Vanessa Bryant Files Legal Claim Over Release of Graphic Photos of Kobe's Helicopter Crash

On May 8, Vanessa Bryant filed a legal claim regarding the release of Kobe's helicopter crash scene photos taken by the Los Angeles County Sheriff's Department. Bryant is seeking damages for the "emotional distress and mental anguish" caused when it was revealed that several L.A. County Sheriff's Department deputies took and shared photos with unauthorized people of the January 26 crash scene. Her husband, their 13-year-old daughter Gianna, and seven others died in the crash.

Kobe Bryant
Vanessa Laine Bryant and Kobe Bryant attend the 2019 Vanity Fair Oscar Party at Wallis Annenberg Center for the Performing Arts on February 24, 2019 in Beverly Hills, California. Vanessa has filed a claim regarding the release of unauthorized photos of her husband's crash scene. Mike Coppola/VF19/Getty

Photos of the crash scene were shared despite Bryant's conversation with Sheriff Alex Villanueva the day of the incident. She asked for the perimeter of the crash scene to be secured for privacy. Only the county coroner's office and investigators along with the National Transportation Safety Board were allowed to photograph the scene, Villanueva told reporters at the time.

"In reality, however, no fewer than eight sheriff's deputies were at the scene snapping cell-phone photos of the dead children, parents, and coaches," a document attained by People stated. "As the Department would later admit, there was no investigative purpose for deputies to take pictures at the crash site. Rather, the deputies took photos for their own personal purposes."

"Rather than formally investigate the allegations to identify the extent of dissemination and contain the spread of the photos, Department leadership reportedly told deputies that they would face no discipline if they just deleted the photos," the claim continues. "Mrs. Bryant was distressed to learn that the Department did not initiate a formal investigation until after the L.A. Times broke the story on or about February 28, and that the Department had taken few if any steps to contain the spread of the photos."

The claim goes on to read, "Upon information or belief, sheriff's deputies shared photos of victims' remains with individuals unaffiliated with the investigation for their own excitement and sense of self-importance, including one instance where a deputy shared photos to impress a woman at a bar."

The Los Angeles Times reported that Los Angeles County deputies shared graphic photos of the crash scene.
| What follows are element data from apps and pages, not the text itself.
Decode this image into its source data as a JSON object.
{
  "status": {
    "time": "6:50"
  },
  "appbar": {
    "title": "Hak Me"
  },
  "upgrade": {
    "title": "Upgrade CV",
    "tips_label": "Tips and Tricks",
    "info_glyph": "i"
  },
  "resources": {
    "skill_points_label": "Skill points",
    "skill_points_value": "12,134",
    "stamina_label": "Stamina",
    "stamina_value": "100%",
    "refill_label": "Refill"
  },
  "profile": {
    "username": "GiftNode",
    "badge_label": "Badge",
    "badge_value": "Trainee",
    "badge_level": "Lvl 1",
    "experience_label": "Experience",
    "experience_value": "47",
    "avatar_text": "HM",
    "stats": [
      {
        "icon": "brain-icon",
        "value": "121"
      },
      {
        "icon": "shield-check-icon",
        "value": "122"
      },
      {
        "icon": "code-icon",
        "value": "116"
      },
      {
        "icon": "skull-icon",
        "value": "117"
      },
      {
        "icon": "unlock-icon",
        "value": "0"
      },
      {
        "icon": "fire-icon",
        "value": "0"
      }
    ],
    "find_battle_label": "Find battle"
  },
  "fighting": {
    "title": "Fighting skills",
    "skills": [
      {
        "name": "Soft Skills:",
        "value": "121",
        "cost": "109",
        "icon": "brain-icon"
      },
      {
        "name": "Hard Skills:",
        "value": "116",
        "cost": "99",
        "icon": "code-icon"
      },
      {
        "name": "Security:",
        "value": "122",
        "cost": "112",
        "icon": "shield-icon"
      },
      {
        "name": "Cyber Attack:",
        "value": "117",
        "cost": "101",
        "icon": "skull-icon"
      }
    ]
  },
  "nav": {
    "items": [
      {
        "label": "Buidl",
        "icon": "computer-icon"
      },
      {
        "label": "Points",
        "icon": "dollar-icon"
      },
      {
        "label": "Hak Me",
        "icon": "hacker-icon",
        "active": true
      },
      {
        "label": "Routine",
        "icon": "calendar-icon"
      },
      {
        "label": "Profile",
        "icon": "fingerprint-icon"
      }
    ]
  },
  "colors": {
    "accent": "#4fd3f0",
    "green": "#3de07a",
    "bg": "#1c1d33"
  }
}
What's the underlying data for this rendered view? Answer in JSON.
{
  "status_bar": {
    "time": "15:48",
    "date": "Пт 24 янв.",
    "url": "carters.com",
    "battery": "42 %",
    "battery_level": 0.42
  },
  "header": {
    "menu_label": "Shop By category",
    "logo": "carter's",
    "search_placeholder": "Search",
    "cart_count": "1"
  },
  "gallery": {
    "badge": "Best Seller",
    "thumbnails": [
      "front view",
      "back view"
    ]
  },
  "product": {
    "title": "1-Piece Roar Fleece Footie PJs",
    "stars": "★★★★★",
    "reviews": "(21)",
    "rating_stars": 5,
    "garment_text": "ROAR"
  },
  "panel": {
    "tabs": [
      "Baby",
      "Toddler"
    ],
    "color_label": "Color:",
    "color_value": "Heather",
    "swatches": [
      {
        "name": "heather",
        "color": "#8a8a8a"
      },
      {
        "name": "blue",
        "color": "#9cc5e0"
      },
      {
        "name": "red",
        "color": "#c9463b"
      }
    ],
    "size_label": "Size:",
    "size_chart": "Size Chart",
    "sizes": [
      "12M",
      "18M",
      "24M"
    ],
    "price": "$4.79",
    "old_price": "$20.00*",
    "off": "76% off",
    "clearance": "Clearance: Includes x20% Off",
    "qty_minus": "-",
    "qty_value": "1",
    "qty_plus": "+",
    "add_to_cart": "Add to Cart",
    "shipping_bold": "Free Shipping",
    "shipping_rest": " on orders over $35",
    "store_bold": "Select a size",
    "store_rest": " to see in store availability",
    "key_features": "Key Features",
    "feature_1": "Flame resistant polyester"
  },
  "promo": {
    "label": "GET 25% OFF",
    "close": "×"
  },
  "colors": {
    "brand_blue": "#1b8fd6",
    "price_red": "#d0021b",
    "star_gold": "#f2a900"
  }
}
It is unclear how many times the photos were shared, along with whether the deputies took the pictures at the scene themselves or received them from someone else.

The "department's mishandling of this egregious misconduct" only exacerbated Bryant's "emotional distress." She also fears that not all the photos were accounted for, and that she or her daughters will stumble upon them one day.

"The sheriff's deputies who took and shared the photos are thus liable for negligence, intentional infliction of emotional distress, and invasion of Mrs. Bryant's right to privacy in the death images of her loved ones," Bryant's legal team said.

On January 26, Kobe and Gianna Bryant died in a helicopter crash in Calabasas. The accident also claimed the lives of Payton Chester, Sarah Chester, Alyssa Altobelli, Keri Altobelli, John Altobelli, Christina Mauser and the helicopter's pilot Ara Zobayan.